WHAT NEEDS TO BE DONE:
Your reply must be the number of lines in the entries that hold the word "account", and nothing else.

DATA SHOWN:
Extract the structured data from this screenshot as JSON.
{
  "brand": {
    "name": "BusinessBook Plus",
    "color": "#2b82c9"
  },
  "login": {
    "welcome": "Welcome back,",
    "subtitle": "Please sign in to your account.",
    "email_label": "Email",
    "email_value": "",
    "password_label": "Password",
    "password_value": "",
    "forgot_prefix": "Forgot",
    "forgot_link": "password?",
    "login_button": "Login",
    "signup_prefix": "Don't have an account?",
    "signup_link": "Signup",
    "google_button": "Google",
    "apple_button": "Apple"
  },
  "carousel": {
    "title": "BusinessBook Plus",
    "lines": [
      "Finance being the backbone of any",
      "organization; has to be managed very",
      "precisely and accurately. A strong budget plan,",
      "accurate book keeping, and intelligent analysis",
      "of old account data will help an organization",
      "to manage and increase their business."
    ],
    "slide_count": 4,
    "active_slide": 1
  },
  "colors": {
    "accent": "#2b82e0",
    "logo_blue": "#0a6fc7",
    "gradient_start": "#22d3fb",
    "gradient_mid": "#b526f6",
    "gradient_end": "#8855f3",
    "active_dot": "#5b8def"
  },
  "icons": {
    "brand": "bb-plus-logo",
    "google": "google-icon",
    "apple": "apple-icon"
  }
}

RESULT:
3